At a debate earlier this month, Frix asserted that Brecheen is a “never Trumper” while Brecheen responded by pointing out social media posts showing his support for the former president.
The 43-year-old Brecheen—who is from Ada, Oklahoma, and lives with his wife and children on their ranch in Coal County—served for eight years in the Oklahoma State Senate while Frix has six years of experience in Oklahoma’s House of Representatives.
When the results for the June 28 Republican primary were announced, Frix finished atop a field of 14 candidates with 14.7 percent of the vote followed by Brecheen’s 13.8 percent.
According to a joint poll conducted by TV news affiliates in Oklahoma City and Tulsa on Aug. 19, Frix carried a six-point edge over Brecheen, though 42 percent of Republican voters said they were undecided.
The survey, which was conducted between Aug. 11 and Aug. 17 among likely runoff voters, reported that 27.2 percent of the undecided voters favored Frix while 21.1 percent leaned toward Brecheen.
Dawson doesn’t care about polls, he said.

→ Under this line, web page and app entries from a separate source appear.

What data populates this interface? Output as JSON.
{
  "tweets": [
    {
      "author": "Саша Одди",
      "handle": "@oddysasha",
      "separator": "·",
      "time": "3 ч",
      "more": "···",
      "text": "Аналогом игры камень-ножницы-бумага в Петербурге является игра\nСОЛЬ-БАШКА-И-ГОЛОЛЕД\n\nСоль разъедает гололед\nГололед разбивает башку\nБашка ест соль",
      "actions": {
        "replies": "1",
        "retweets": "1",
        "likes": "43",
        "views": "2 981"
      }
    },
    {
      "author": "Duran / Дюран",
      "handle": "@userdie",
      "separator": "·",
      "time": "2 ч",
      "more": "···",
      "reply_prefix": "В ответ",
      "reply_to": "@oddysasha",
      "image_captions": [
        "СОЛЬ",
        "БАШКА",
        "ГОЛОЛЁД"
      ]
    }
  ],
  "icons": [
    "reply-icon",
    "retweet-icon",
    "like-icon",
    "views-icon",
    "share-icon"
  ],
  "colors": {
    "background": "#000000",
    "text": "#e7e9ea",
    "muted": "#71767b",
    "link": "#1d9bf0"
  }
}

He likes Frix because of the Muskogee native’s appreciation of local history, and his “commitment to making this a better city.”
Country music legend Merle Haggard put Muskogee on the map with his 1969 single “Okie from Muskogee,” a song he said he wrote after he became dismayed watching Vietnam War protests.
The song reached the top of Billboard magazine’s country singles chart and remained there for four weeks.
Muskogee has long embraced its music and entertainment heritage, even long before Haggard’s song. The city is home to the Oklahoma Music Hall of Fame and Museum, and the Oklahoma Movie Hall of Fame, housed at the renovated Roxy Theater, which opened in 1948.
Frix is head of the Roxy Theatre and spearheaded the effort to launch the Oklahoma Movie Hall of Fame.
To Dawson, who still appears as an actor in regional productions, that “shows the drive that can translate to getting results in Washington.”
“So many times, politicians go to Washington for their own good and forget where they came from and who sent them there,” Dawson said. “He [Frix] is one of us and cares about the towns in this district. Muskogee will truly be represented in Washington if Avery Frix wins.”